__Task objective__: All entries are to be reproduced exactly; the pictures are to be omitted.

*** Dataset records ***

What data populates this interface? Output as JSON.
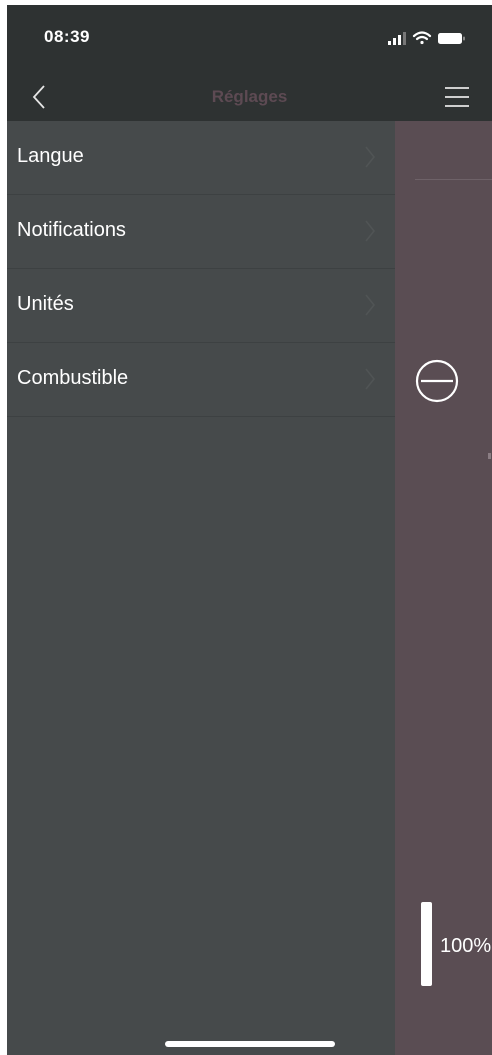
{
  "status_bar": {
    "time": "08:39",
    "icons": [
      "cellular-signal-icon",
      "wifi-icon",
      "battery-icon"
    ]
  },
  "nav_bar": {
    "title": "Réglages",
    "back_icon": "chevron-left-icon",
    "menu_icon": "hamburger-menu-icon"
  },
  "drawer": {
    "items": [
      {
        "label": "Langue"
      },
      {
        "label": "Notifications"
      },
      {
        "label": "Unités"
      },
      {
        "label": "Combustible"
      }
    ]
  },
  "background": {
    "level_text": "100%",
    "level_fraction": 1.0
  },
  "colors": {
    "bar_bg": "#2e3232",
    "drawer_bg": "#464a4b",
    "content_bg": "#5a4d53",
    "title_color": "#5d4a53",
    "text": "#ffffff"
  }
}
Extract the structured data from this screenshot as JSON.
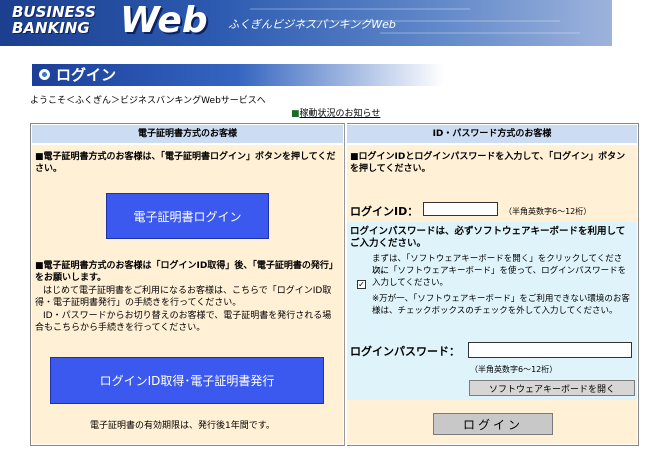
{
  "banner": {
    "logo_line1": "BUSINESS",
    "logo_line2": "BANKING",
    "logo_web": "Web",
    "subtitle": "ふくぎんビジネスバンキングWeb"
  },
  "page_title": "ログイン",
  "welcome": "ようこそ＜ふくぎん＞ビジネスバンキングWebサービスへ",
  "notice": {
    "bullet": "■",
    "link": "稼動状況のお知らせ"
  },
  "left": {
    "header": "電子証明書方式のお客様",
    "instr": "■電子証明書方式のお客様は、「電子証明書ログイン」ボタンを押してください。",
    "cert_login_button": "電子証明書ログイン",
    "issue_title": "■電子証明書方式のお客様は「ログインID取得」後、「電子証明書の発行」をお願いします。",
    "issue_p1": "はじめて電子証明書をご利用になるお客様は、こちらで「ログインID取得・電子証明書発行」の手続きを行ってください。",
    "issue_p2": "ID・パスワードからお切り替えのお客様で、電子証明書を発行される場合もこちらから手続きを行ってください。",
    "issue_button": "ログインID取得･電子証明書発行",
    "validity": "電子証明書の有効期限は、発行後1年間です。"
  },
  "right": {
    "header": "ID・パスワード方式のお客様",
    "instr": "■ログインIDとログインパスワードを入力して、「ログイン」ボタンを押してください。",
    "login_id_label": "ログインID：",
    "login_id_value": "",
    "login_id_hint": "（半角英数字6～12桁）",
    "kb_title": "ログインパスワードは、必ずソフトウェアキーボードを利用してご入力ください。",
    "kb_p1": "まずは、「ソフトウェアキーボードを開く」をクリックしてください。",
    "kb_p2": "次に「ソフトウェアキーボード」を使って、ログインパスワードを入力してください。",
    "kb_p3": "※万が一、「ソフトウェアキーボード」をご利用できない環境のお客様は、チェックボックスのチェックを外して入力してください。",
    "checkbox_checked": true,
    "checkbox_glyph": "✓",
    "password_label": "ログインパスワード：",
    "password_value": "",
    "password_hint": "（半角英数字6～12桁）",
    "open_kb_button": "ソフトウェアキーボードを開く",
    "login_button": "ログイン"
  }
}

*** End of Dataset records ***

__Response to the task__:
What data populates this interface? Output as JSON.
{
  "status_bar": {
    "time": "08:39",
    "icons": [
      "cellular-signal-icon",
      "wifi-icon",
      "battery-icon"
    ]
  },
  "nav_bar": {
    "title": "Réglages",
    "back_icon": "chevron-left-icon",
    "menu_icon": "hamburger-menu-icon"
  },
  "drawer": {
    "items": [
      {
        "label": "Langue"
      },
      {
        "label": "Notifications"
      },
      {
        "label": "Unités"
      },
      {
        "label": "Combustible"
      }
    ]
  },
  "background": {
    "level_text": "100%",
    "level_fraction": 1.0
  },
  "colors": {
    "bar_bg": "#2e3232",
    "drawer_bg": "#464a4b",
    "content_bg": "#5a4d53",
    "title_color": "#5d4a53",
    "text": "#ffffff"
  }
}
Extract the structured data from this screenshot as JSON.
{
  "banner": {
    "logo_line1": "BUSINESS",
    "logo_line2": "BANKING",
    "logo_web": "Web",
    "subtitle": "ふくぎんビジネスバンキングWeb"
  },
  "page_title": "ログイン",
  "welcome": "ようこそ＜ふくぎん＞ビジネスバンキングWebサービスへ",
  "notice": {
    "bullet": "■",
    "link": "稼動状況のお知らせ"
  },
  "left": {
    "header": "電子証明書方式のお客様",
    "instr": "■電子証明書方式のお客様は、「電子証明書ログイン」ボタンを押してください。",
    "cert_login_button": "電子証明書ログイン",
    "issue_title": "■電子証明書方式のお客様は「ログインID取得」後、「電子証明書の発行」をお願いします。",
    "issue_p1": "はじめて電子証明書をご利用になるお客様は、こちらで「ログインID取得・電子証明書発行」の手続きを行ってください。",
    "issue_p2": "ID・パスワードからお切り替えのお客様で、電子証明書を発行される場合もこちらから手続きを行ってください。",
    "issue_button": "ログインID取得･電子証明書発行",
    "validity": "電子証明書の有効期限は、発行後1年間です。"
  },
  "right": {
    "header": "ID・パスワード方式のお客様",
    "instr": "■ログインIDとログインパスワードを入力して、「ログイン」ボタンを押してください。",
    "login_id_label": "ログインID：",
    "login_id_value": "",
    "login_id_hint": "（半角英数字6～12桁）",
    "kb_title": "ログインパスワードは、必ずソフトウェアキーボードを利用してご入力ください。",
    "kb_p1": "まずは、「ソフトウェアキーボードを開く」をクリックしてください。",
    "kb_p2": "次に「ソフトウェアキーボード」を使って、ログインパスワードを入力してください。",
    "kb_p3": "※万が一、「ソフトウェアキーボード」をご利用できない環境のお客様は、チェックボックスのチェックを外して入力してください。",
    "checkbox_checked": true,
    "checkbox_glyph": "✓",
    "password_label": "ログインパスワード：",
    "password_value": "",
    "password_hint": "（半角英数字6～12桁）",
    "open_kb_button": "ソフトウェアキーボードを開く",
    "login_button": "ログイン"
  }
}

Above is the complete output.